transcendence and freud
by Andrea Elizabeth
I have been thinking how to articulate my criticism of “transcendence” for a while now. Today I saw a Freud meme that said, ‘A fear of weapons is a sign of retarded sexual and emotional maturity.’ The single quote marks are because the attribution is not exact. See here.
Transcendence can have gnostic implications regarding escaping present circumstances. Then I hear in Liturgy that God is transcendent. Yes, he is and beyond all that we can imagine. However, we know Him through the Incarnation. Our experience is incarnate, not transcendent.
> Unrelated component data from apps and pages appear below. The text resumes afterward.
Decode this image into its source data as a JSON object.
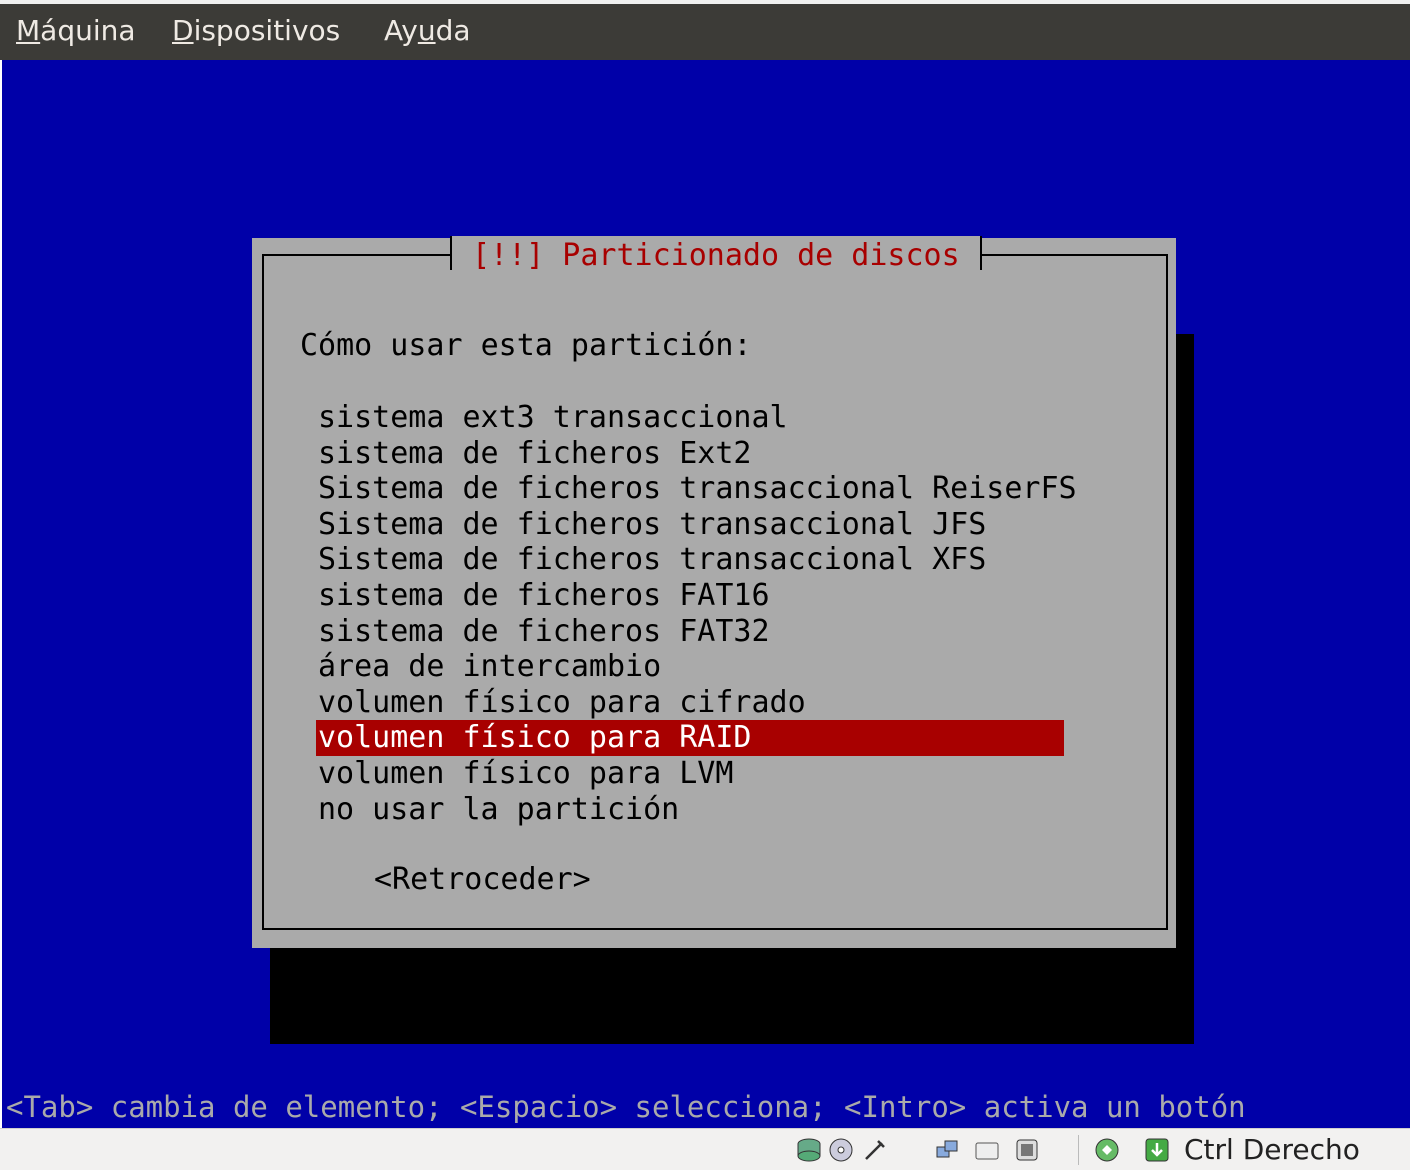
{
  "menubar": {
    "items": [
      {
        "label": "Máquina",
        "mnemonic_index": 0
      },
      {
        "label": "Dispositivos",
        "mnemonic_index": 0
      },
      {
        "label": "Ayuda",
        "mnemonic_index": 2
      }
    ]
  },
  "dialog": {
    "title": "[!!] Particionado de discos",
    "prompt": "Cómo usar esta partición:",
    "options": [
      "sistema ext3 transaccional",
      "sistema de ficheros Ext2",
      "Sistema de ficheros transaccional ReiserFS",
      "Sistema de ficheros transaccional JFS",
      "Sistema de ficheros transaccional XFS",
      "sistema de ficheros FAT16",
      "sistema de ficheros FAT32",
      "área de intercambio",
      "volumen físico para cifrado",
      "volumen físico para RAID",
      "volumen físico para LVM",
      "no usar la partición"
    ],
    "selected_index": 9,
    "back_button": "<Retroceder>"
  },
  "help_line": "<Tab> cambia de elemento; <Espacio> selecciona; <Intro> activa un botón",
  "statusbar": {
    "icons": [
      "hard-disk-icon",
      "optical-drive-icon",
      "usb-icon",
      "network-icon",
      "shared-folder-icon",
      "video-capture-icon",
      "mouse-integration-icon",
      "host-key-icon"
    ],
    "host_key": "Ctrl Derecho"
  },
  "colors": {
    "console_bg": "#0000a8",
    "dialog_bg": "#aaaaaa",
    "title_fg": "#a80000",
    "selected_bg": "#a80000"
  }
}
We can’t revert back before the big bang, if that’s when creation began.
The claim we go high when they go low is hypocritical because they are perfectly capable of going low as well. As Trump said, “playing holier than thou doesn’t work for you, Hillary”, who is sick and tired of us deplorables.
Not all claims of going high are hypocritical. Some people can attain a “head in the clouds” level of detachment.* Buddhism can help you escape in such a way. But like Chuck Swindol said once, “I need a Jesus with skin on”.
Back to Freud. If I have fear that leads to escapism into a dream world full of unity, brotherhood, and peace – where the nitty gritty cannot be coped with – it may mean that I have some growing up to do. Where I don’t need a political father or mother to get me out of all my scrapes. A partner, and dare I say, paraclete, yes. We can transcend fear, but not to the extent of denying reality.
So should this make us gun-toting waries? Not necessarily, though someday I may hope someone is if it comes to that. Still, I don’t think we need to be head in the clouds. Just not afraid of death, if we are prepared. And being properly prepared for death is what takes maturity.
*I am currently working on an idea that I think came from the epilogue in The Great Divorce where a couple of people who have reached the heights of heaven are looking down on the world and having some effect on their lives before they died. Timelessness isn’t necessarily transcendence, but perhaps eternal incarnation, so that one doesn’t have to escape the nitty gritty, but can see the bigger picture of what can be done about it and what it means. This way every moment and molecule remains significant and inhabited.